That morning, we were downstairs having a cup of tea in the kitchen and Annabel was subdued, saying she didn’t feel too good and would take her grapefruit up to her room with her and watch television. We didn’t take much notice of this. It didn’t alarm us in any way and we said we’d call her a bit later as we got ready for Mum to arrive.
We went about the business of getting ready and mid-morning, my wife called up to Annabel. I went and knocked on her door to let her know it was time to come and join us. The Television was on and Annabel, who had been sitting on the bed was now slumped beside the bed with the upturned bowl of grapefruit beside her. I shouted desperately to my wife to call an ambulance and tried to revive Annabel with CPR. The paramedics arrived very quickly, but it was too late to save her.
Losing Annabel in this way was shocking and traumatic and has naturally changed our lives forever. I say this as somebody who has been a psychologist for many years. I have worked in hospitals and a hospice I have had plenty of direct experience and exposure to a wide range of epilepsy and death. But nothing could have prepared me for this. We had no idea that people could die suddenly in epilepsy and had never heard of SUDEP, and certainly the idea that this could have happened to our daughter ~ well, we just never considered the possibility. Some denial there perhaps.
We’re all different, and my way of coping was to throw myself back into work ~ probably too quickly. Fortunately, two years before, I had discovered Mindfulness and was at my peak of meditation practice and search for understanding. It was a life saver.
Time has passed, and yet it only feels like a second ago.

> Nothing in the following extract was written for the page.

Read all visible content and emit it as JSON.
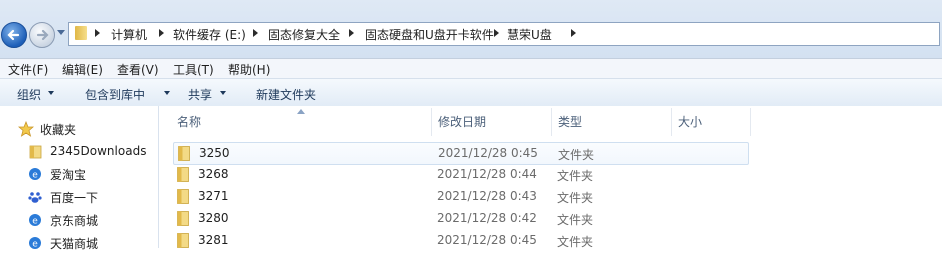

There has been much suffering and grieving by all of us and to be honest the emotion never really goes away ~ it comes and goes in waves.
Colin (Annabel's dad)